For the Lions Club of Pago Pago, Eye Care means “ I Care”
The Lions Club of Pago Pago has much to smile about. During the holidays this year, they spent time doing what they do best: serving the community.
Each year for the past several years, the Lions have partnered with LBJ Medical Center, the Department of Health, and various doctors, nurses, technicians, and specialists from universities, medical centers and Stateside clinics, to give the population of American Samoa an extra dose of vision care, all rendered free of charge, with the goal to improve the quality of life and health in the Territory.
For the Lions Club, “Project Eye Care” could also be called “Project I Care”.
This year, under Lion President Tony Langkilde, the project was more ambitious than most, as the Lions set up tents and helped screen those who came by for help, for nearly two weeks. Previous clinics have been held for one week or less.
A group of doctors and their support staff from Casey Eye Institute of Oregon Health & Science University (OHSU) arrived on Friday, November 21 and left on Friday, December 5 for this year’s clinic. Leading the team was Dr. Mitch Brinks, an eye surgeon and former resident of American Samoa. Also included with this year’s group was Dr. Ben Siatu’u, newly returned from OHSU and Dr. Petaia-Steffany, an Optometrist who now lives here in the territory.
In the interim, and with the help of the LBJ Medical Center and volunteer Lions Club members, nearly 500 people were registered for care; of those, almost 400 were screened and seen by physicians.
Preliminary statistics show that 130 surgeries were performed, with 90 of those surgeries being for cataracts.
During the clinic, volunteers from the Casey Eye Institute and the floor nurses on several units, including the surgical ward where vision screening took place, assisted the Lions Club members.
Some 700 reading glasses were disbursed, and according to Dr. Ernest Oo, LBJ head of Ophthalmology, “there were no complaints, only compliments” for the efforts of the team.

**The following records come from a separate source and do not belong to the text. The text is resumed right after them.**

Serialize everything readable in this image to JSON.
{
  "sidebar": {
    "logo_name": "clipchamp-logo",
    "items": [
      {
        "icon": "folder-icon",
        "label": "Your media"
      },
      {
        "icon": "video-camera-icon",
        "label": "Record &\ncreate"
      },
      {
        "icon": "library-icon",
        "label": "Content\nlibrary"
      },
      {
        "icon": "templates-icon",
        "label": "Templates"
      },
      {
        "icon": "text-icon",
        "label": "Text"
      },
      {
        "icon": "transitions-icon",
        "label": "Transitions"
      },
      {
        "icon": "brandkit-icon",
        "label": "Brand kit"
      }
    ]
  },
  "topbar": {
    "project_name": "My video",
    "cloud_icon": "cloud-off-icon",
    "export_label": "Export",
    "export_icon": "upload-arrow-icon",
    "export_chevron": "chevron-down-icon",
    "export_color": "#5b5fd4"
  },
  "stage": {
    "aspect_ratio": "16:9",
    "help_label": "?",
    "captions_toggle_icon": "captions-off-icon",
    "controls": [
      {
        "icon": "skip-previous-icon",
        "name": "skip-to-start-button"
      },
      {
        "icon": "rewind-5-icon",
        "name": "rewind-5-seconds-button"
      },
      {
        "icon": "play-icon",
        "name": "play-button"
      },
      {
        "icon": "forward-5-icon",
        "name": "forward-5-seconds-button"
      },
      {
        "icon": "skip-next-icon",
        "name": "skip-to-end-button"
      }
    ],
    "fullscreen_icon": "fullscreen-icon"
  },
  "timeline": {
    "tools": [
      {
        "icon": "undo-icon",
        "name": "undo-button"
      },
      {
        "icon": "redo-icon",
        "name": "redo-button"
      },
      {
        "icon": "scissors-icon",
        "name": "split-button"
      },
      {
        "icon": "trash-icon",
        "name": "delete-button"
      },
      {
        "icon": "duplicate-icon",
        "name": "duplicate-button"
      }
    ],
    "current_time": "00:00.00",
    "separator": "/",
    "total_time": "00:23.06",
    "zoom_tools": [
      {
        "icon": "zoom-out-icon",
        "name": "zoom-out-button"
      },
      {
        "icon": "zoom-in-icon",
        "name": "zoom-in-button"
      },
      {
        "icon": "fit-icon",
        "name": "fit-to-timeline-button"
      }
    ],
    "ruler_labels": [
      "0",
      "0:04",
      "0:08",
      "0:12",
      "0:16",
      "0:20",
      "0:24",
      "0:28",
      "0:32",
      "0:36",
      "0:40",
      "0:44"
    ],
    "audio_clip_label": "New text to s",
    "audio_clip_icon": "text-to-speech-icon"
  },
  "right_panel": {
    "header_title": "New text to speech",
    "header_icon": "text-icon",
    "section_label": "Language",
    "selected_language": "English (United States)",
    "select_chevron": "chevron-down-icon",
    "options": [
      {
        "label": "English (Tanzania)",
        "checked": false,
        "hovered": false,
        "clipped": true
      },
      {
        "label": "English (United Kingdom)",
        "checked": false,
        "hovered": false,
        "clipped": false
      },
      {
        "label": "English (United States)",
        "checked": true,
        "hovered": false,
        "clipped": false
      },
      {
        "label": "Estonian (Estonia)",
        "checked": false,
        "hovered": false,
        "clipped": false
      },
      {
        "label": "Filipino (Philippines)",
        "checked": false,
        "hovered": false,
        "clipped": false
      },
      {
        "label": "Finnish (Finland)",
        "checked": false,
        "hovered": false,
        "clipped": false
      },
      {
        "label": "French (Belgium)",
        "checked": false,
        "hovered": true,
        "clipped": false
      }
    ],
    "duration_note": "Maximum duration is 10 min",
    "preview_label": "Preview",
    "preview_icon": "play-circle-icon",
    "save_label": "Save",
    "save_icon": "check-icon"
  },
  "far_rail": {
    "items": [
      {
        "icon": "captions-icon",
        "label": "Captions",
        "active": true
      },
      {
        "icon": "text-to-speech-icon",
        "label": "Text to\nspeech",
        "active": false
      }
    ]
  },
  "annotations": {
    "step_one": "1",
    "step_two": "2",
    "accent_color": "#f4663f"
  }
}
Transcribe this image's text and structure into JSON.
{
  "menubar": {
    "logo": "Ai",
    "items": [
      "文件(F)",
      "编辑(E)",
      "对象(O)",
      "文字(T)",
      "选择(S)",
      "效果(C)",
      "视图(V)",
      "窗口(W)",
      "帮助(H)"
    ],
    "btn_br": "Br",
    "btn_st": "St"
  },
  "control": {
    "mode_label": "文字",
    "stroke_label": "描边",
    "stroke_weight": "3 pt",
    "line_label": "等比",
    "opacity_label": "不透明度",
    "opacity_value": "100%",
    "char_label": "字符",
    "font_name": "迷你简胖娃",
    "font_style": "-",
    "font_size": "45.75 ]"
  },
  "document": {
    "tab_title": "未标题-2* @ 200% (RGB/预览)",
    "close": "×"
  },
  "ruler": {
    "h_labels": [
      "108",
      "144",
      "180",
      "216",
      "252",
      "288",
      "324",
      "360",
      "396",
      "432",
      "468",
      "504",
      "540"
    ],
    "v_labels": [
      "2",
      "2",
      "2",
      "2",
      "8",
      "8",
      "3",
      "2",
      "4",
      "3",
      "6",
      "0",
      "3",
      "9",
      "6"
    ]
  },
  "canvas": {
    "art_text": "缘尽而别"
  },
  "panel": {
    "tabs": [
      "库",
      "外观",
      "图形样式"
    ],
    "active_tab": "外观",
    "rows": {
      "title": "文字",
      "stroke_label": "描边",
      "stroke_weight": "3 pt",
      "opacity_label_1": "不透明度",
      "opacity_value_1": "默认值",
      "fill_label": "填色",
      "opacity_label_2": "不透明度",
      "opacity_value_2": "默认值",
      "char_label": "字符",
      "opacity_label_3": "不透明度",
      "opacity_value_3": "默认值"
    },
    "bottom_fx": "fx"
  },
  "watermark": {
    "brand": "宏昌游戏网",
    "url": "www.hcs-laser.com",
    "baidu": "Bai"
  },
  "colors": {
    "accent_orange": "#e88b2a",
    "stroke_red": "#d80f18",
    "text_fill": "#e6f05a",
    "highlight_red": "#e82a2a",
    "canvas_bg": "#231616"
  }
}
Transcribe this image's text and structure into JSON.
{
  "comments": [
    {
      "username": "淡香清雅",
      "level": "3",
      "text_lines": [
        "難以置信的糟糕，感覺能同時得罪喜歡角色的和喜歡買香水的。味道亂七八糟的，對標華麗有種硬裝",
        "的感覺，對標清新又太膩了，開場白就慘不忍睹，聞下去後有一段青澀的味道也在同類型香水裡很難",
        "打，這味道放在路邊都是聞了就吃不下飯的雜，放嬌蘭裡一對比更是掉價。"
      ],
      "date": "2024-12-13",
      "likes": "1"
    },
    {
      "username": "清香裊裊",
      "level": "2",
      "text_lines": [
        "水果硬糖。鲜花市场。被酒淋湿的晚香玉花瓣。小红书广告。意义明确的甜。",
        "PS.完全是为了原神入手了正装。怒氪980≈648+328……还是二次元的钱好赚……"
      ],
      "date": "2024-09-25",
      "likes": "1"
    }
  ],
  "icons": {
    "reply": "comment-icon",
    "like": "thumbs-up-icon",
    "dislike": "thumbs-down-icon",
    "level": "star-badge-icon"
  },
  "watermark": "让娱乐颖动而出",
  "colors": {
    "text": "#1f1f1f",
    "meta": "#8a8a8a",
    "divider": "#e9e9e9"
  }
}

Immediate Past President and current Lion Zone Chair Chris King told Samoa News, “This year, our club was definitely fortunate to partner with Dr. Brinks and the OHSU Team, along with LBJ to bring these much needed services to our community. The turnout and support was great!”
He added, “Everything went very well— in fact, our one critique would be having to tell people that the clinic was closed on the last day. Although our club strives to provide the best possible service to our community, it would also help us tremendously to hear from our community where we can improve. You are welcome to call me at 258-5464. My email is firstname.lastname@example.org, or tell a Lion member. We are here to serve you.”
Club president Tony Langkilde echoed King’s words: “Our Project Eye Care would not have been as successful without the assistance from our very own local eye specialists, and nursing staff. A big fa’amalo to Dr. Petaia-Steffany, Dr. Siatuu, Dr. Laititi, and Dr. Oo, LBJ Surgical Nurses and staff; and to everyone else who helped make this event a success. I am sure that the entire community joins me in expressing appreciation for the outstanding services provided during the two weeks of clinics.”
“The Lions Club of Pago Pago will continue to work towards providing eye care services for our community. This is what we do. Special thanks and gratitude go out to the OHSU team, who even performed surgeries all day long on Thanksgiving Day,” said Langkilde.
Also of note, the OHSU team and Casey Eye Institute—in addition to the numerous hours of medical service rendered, including surgeries and vision screening— has donated to LBJ through the Lions Club a specialized piece of eye surgery equipment called a “Phaco” —short for “Phacoemulsifier” —worth $75,000.
Modern cataract surgery is made possible by the use of the phacoemulsifier, which breaks the cataract into tiny pieces and then suctions those pieces from the eye through a very small incision. Prior to the development of the phaco machine, the cataract was normally removed in one piece, requiring a larger incision, sutures, and more trauma to the eye. The phacoemulsification procedure is faster, usually requiring less than 15 minutes per eye.
The machine is scheduled to arrive in the territory in early 2015.